Write the records out again exactly, leaving no images in.

────────────────

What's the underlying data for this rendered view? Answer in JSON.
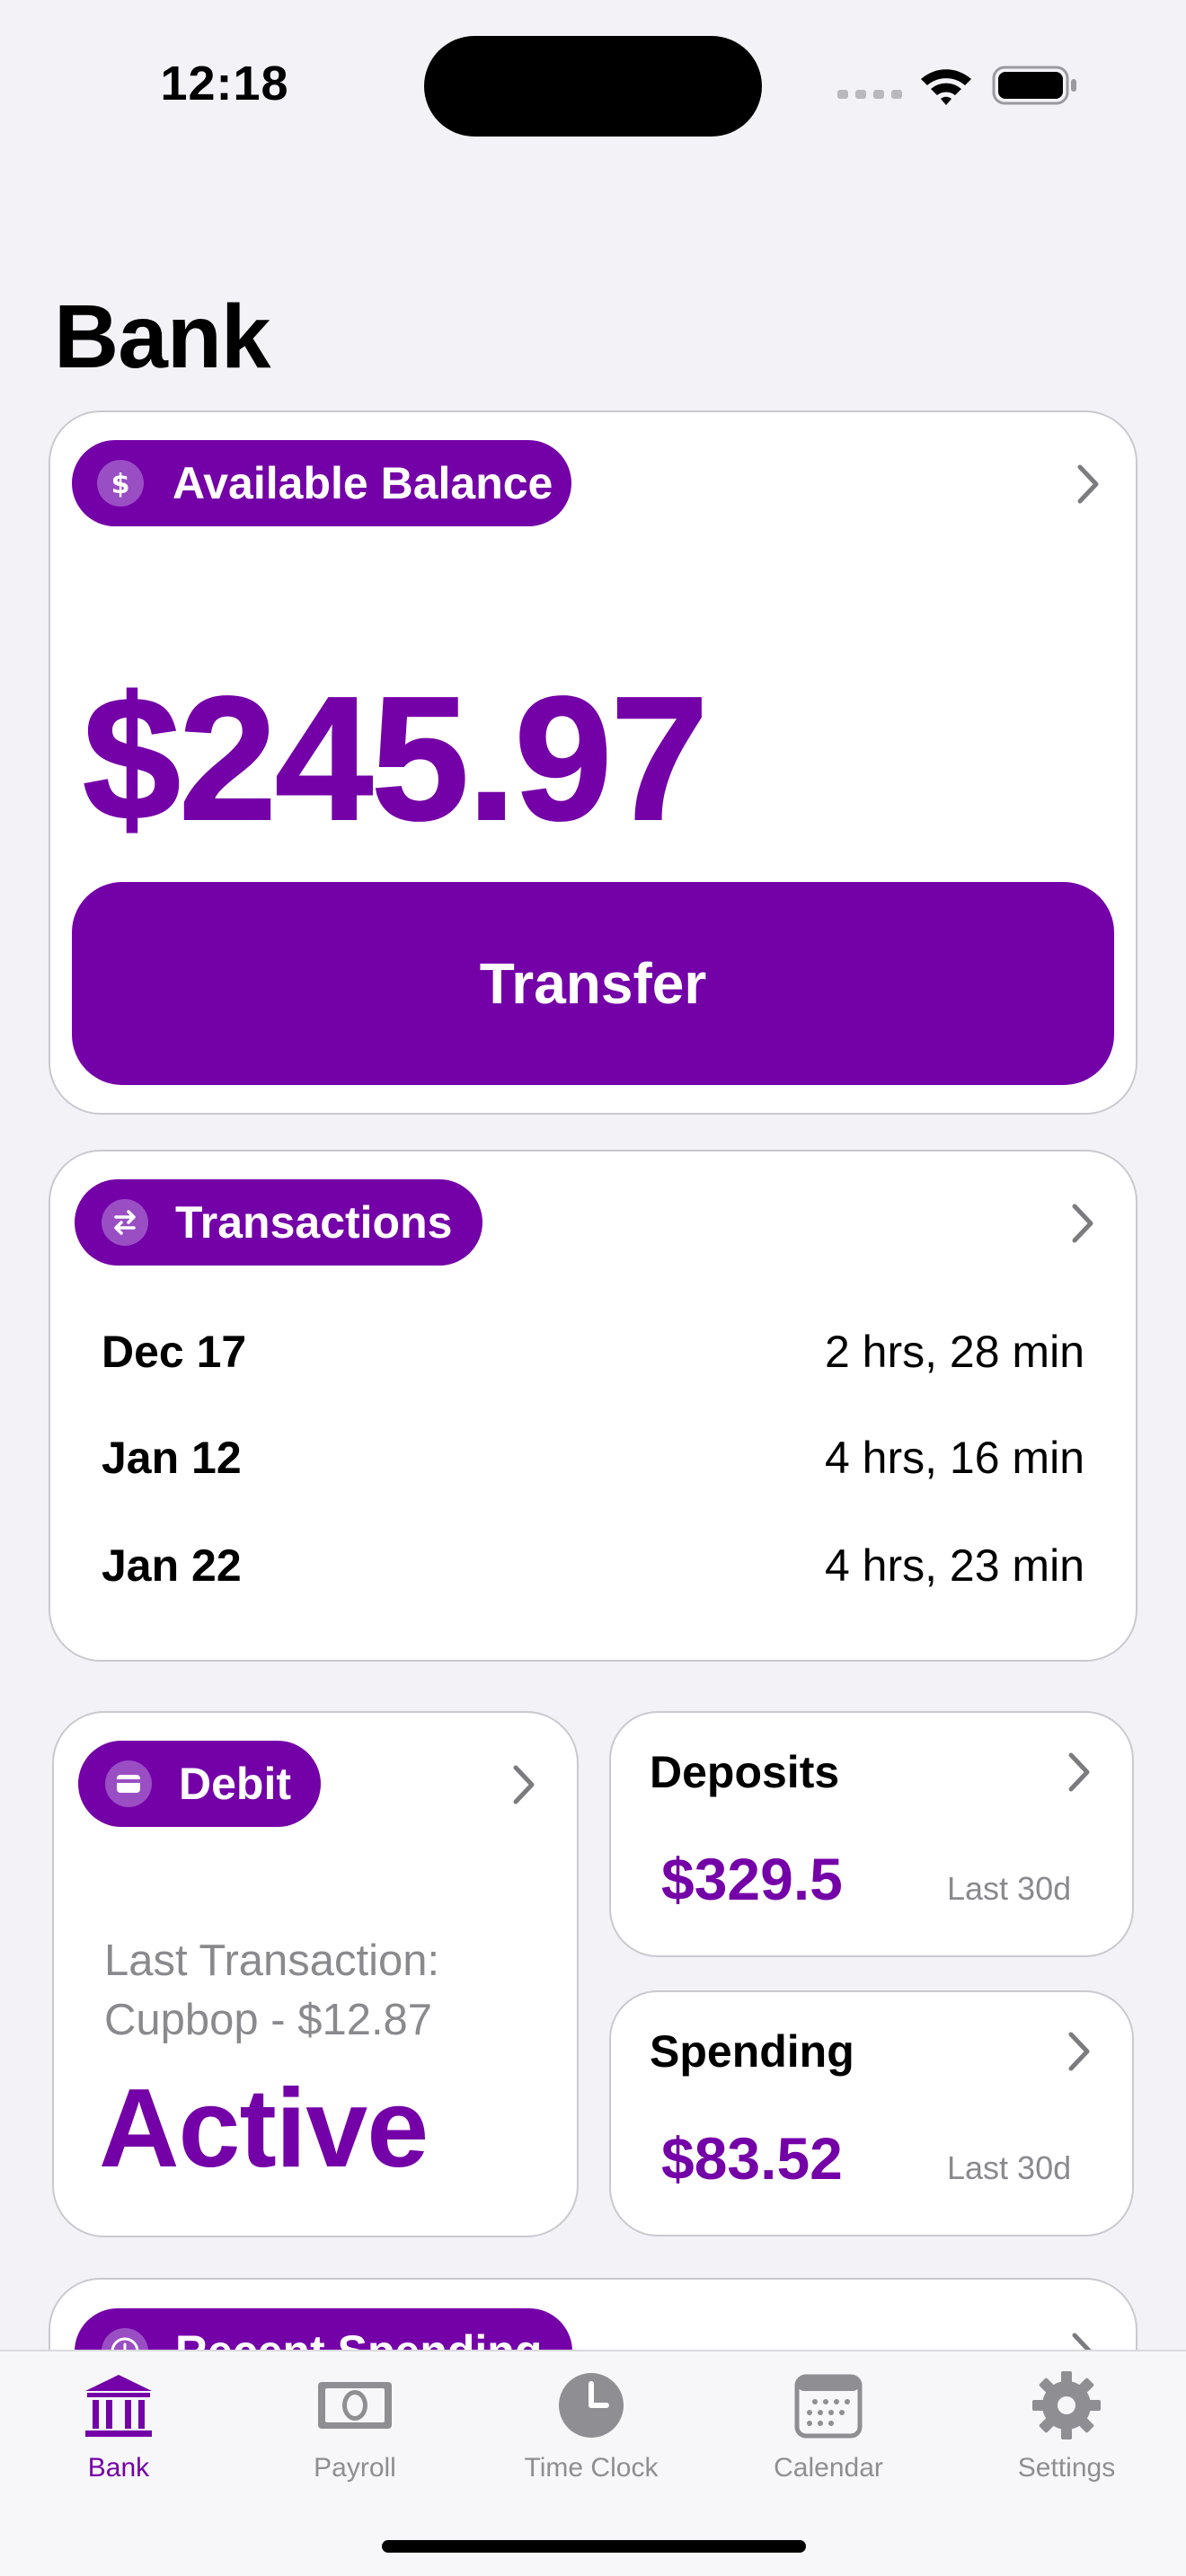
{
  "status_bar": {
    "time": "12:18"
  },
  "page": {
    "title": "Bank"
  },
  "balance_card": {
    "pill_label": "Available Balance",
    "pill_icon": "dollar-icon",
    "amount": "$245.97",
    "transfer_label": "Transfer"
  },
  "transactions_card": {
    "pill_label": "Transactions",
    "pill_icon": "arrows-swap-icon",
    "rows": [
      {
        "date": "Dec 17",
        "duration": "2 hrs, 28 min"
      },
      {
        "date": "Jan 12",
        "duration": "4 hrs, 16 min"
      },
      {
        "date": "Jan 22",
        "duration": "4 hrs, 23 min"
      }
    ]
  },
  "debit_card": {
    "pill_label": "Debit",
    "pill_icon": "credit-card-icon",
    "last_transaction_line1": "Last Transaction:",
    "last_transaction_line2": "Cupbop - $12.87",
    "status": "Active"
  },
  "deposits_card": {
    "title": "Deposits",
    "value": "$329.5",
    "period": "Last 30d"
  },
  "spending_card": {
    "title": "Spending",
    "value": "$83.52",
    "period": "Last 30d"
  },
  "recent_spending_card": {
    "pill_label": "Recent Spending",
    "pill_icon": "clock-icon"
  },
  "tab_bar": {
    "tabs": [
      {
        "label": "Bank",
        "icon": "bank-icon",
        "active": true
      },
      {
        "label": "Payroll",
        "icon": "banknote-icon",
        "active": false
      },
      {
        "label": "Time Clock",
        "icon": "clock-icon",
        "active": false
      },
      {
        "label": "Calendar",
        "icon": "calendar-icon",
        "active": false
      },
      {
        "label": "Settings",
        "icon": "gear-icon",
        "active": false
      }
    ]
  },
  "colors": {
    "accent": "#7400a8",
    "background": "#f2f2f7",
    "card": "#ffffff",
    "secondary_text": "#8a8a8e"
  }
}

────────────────

#### Answer for this exercise:
What's the underlying data for this rendered view? Answer in JSON.
{
  "status_bar": {
    "time": "12:18"
  },
  "page": {
    "title": "Bank"
  },
  "balance_card": {
    "pill_label": "Available Balance",
    "pill_icon": "dollar-icon",
    "amount": "$245.97",
    "transfer_label": "Transfer"
  },
  "transactions_card": {
    "pill_label": "Transactions",
    "pill_icon": "arrows-swap-icon",
    "rows": [
      {
        "date": "Dec 17",
        "duration": "2 hrs, 28 min"
      },
      {
        "date": "Jan 12",
        "duration": "4 hrs, 16 min"
      },
      {
        "date": "Jan 22",
        "duration": "4 hrs, 23 min"
      }
    ]
  },
  "debit_card": {
    "pill_label": "Debit",
    "pill_icon": "credit-card-icon",
    "last_transaction_line1": "Last Transaction:",
    "last_transaction_line2": "Cupbop - $12.87",
    "status": "Active"
  },
  "deposits_card": {
    "title": "Deposits",
    "value": "$329.5",
    "period": "Last 30d"
  },
  "spending_card": {
    "title": "Spending",
    "value": "$83.52",
    "period": "Last 30d"
  },
  "recent_spending_card": {
    "pill_label": "Recent Spending",
    "pill_icon": "clock-icon"
  },
  "tab_bar": {
    "tabs": [
      {
        "label": "Bank",
        "icon": "bank-icon",
        "active": true
      },
      {
        "label": "Payroll",
        "icon": "banknote-icon",
        "active": false
      },
      {
        "label": "Time Clock",
        "icon": "clock-icon",
        "active": false
      },
      {
        "label": "Calendar",
        "icon": "calendar-icon",
        "active": false
      },
      {
        "label": "Settings",
        "icon": "gear-icon",
        "active": false
      }
    ]
  },
  "colors": {
    "accent": "#7400a8",
    "background": "#f2f2f7",
    "card": "#ffffff",
    "secondary_text": "#8a8a8e"
  }
}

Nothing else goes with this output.